Adjusting Watering Frequency Based on Seasonal ChangesAs the seasons change, it’s essential for you to adjust the frequency of how often you provide moisture to your aloe plant. Adjusting watering techniques based on seasonal changes is crucial to ensure the health and safety of your aloe vera.During the summer months, when the temperature rises and the air becomes drier, you may need to water your aloe vera more frequently. This is because the plant will lose moisture at a faster rate due to evaporation.On the other hand, in the winter months, when the air is colder and humidity levels are higher, you should reduce the frequency of watering. Overwatering during this time can lead to root rot and other problems.It is important to monitor the moisture levels of the soil and adjust your watering schedule accordingly. Remember to always check the soil before watering and only provide moisture when the top inch of soil feels dry.By making these seasonal watering adjustments, you can ensure that your aloe vera thrives all year round.

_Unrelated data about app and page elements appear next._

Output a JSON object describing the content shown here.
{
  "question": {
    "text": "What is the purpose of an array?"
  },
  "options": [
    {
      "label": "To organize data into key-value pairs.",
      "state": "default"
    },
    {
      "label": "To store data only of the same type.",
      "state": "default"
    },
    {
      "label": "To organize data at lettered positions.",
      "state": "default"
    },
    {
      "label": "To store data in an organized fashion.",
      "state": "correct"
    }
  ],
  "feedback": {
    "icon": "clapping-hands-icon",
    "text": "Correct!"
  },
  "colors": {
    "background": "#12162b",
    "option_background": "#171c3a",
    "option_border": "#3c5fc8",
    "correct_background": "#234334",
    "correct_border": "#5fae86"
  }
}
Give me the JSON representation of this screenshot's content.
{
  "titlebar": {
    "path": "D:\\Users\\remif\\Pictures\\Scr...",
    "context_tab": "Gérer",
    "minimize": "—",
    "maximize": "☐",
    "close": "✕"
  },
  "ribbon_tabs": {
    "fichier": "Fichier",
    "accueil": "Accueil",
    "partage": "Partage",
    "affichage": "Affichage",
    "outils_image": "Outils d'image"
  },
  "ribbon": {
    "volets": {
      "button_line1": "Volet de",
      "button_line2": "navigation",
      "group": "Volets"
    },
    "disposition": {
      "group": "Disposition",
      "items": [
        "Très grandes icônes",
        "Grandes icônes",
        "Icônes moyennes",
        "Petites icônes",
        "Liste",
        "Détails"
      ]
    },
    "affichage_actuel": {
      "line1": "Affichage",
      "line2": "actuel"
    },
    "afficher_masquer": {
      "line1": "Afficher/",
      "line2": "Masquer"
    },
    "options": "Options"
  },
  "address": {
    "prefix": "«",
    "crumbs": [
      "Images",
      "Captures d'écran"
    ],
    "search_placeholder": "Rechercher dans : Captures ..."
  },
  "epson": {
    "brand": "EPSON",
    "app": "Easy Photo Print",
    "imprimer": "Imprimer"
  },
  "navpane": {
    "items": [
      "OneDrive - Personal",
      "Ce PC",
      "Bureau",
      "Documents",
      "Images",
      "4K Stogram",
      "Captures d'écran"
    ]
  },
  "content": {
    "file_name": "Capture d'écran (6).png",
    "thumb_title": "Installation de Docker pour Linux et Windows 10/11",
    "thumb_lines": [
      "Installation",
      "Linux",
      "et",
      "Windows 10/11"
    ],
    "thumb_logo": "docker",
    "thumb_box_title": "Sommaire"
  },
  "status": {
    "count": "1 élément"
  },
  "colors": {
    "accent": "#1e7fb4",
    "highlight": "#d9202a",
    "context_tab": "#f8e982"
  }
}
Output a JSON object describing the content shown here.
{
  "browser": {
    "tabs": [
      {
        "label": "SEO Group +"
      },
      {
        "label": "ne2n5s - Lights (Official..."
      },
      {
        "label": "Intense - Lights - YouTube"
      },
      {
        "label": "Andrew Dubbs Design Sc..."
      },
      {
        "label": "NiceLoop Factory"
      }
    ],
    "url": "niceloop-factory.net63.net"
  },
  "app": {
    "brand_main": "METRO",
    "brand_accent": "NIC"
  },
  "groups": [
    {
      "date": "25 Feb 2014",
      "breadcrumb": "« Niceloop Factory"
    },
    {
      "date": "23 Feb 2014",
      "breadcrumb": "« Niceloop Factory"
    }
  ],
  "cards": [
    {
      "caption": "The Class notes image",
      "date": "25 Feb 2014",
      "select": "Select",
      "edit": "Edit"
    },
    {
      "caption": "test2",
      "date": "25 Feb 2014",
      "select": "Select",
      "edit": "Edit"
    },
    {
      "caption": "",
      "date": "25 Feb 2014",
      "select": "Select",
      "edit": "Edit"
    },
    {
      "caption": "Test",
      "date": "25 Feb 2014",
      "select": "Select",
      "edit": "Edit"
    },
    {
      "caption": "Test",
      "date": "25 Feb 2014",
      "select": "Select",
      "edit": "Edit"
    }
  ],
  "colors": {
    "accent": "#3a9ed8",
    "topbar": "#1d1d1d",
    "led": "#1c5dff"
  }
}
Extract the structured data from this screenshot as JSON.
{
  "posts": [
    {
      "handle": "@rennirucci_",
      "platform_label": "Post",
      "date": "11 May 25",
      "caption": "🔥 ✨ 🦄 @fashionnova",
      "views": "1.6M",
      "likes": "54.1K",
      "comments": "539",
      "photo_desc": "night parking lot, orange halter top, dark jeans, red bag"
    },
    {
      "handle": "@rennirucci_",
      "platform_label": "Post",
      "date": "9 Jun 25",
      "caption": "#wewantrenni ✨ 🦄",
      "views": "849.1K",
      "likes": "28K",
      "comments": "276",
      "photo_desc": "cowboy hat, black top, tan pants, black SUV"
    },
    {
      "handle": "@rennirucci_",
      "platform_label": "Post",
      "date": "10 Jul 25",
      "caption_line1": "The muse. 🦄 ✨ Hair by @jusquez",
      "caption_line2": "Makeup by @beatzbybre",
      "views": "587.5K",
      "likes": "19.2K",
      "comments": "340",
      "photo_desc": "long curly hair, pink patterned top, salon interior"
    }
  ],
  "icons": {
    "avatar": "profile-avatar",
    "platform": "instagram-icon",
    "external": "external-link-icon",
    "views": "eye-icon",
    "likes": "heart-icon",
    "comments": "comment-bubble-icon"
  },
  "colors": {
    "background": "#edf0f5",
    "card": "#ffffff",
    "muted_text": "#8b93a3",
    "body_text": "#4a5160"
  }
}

Is the Watering Schedule for Aloe Vera Similar to That of a Lawn in the Summer?
When it comes to watering your lawn in summer, the schedule for aloe vera may differ. Aloe vera plants prefer infrequent, deep watering to replicate their natural desert habitat. In contrast, lawns need frequent and shallow watering in hot weather to prevent wilting. Therefore, it’s important to adjust the watering schedule according to the specific needs of each plant to promote healthy and vibrant growth.
Additional Tips for Maintaining Aloe Vera’s HealthOne helpful tip for keeping your aloe plant healthy is to regularly check the moisture levels in the soil and adjust your watering schedule accordingly. Maintaining aloe vera’s appearance and preventing root rot are important aspects of caring for this plant. To ensure your aloe stays healthy and vibrant, here are some additional tips to follow:
- Use well-draining soil: Aloe vera prefers soil that allows water to flow through easily. Choose a sandy or cactus mix soil to prevent water from sitting around the roots, which can lead to root rot.
- Avoid overwatering: Aloe plants are succulents and store water in their leaves. They are adapted to survive in arid conditions, so they don’t require frequent watering. Allow the soil to dry out completely between waterings to prevent overwatering and root rot.
|Spring||Once every 2-3 weeks|
|Summer||Once every 1-2 weeks|
|Fall||Once every 2-4 weeks|
|Winter||Once every 4-6 weeks|
Troubleshooting Common Watering IssuesTo troubleshoot common watering issues, it’s important to assess the moisture levels in the soil and adjust accordingly. Here are some tips to help you prevent common watering mistakes and avoid root rot:
- Overwatering: Check if the soil feels damp to the touch. If it does, hold off on watering until the top inch of the soil is dry. Overwatering can lead to root rot and other fungal diseases, so it’s important to let the soil dry out between waterings.
- Underwatering: If the soil feels dry and the leaves of your aloe vera plant start to shrivel or turn brown, it’s a sign that it needs water. Water the plant thoroughly until water seeps out of the drainage holes at the bottom of the pot. Make sure to allow excess water to drain away to prevent waterlogging.
- Proper drainage: Ensure that your aloe vera plant is in a pot with good drainage. Poorly draining soil can lead to waterlogged roots, which can cause root rot. You can add perlite or sand to the potting mix to improve drainage.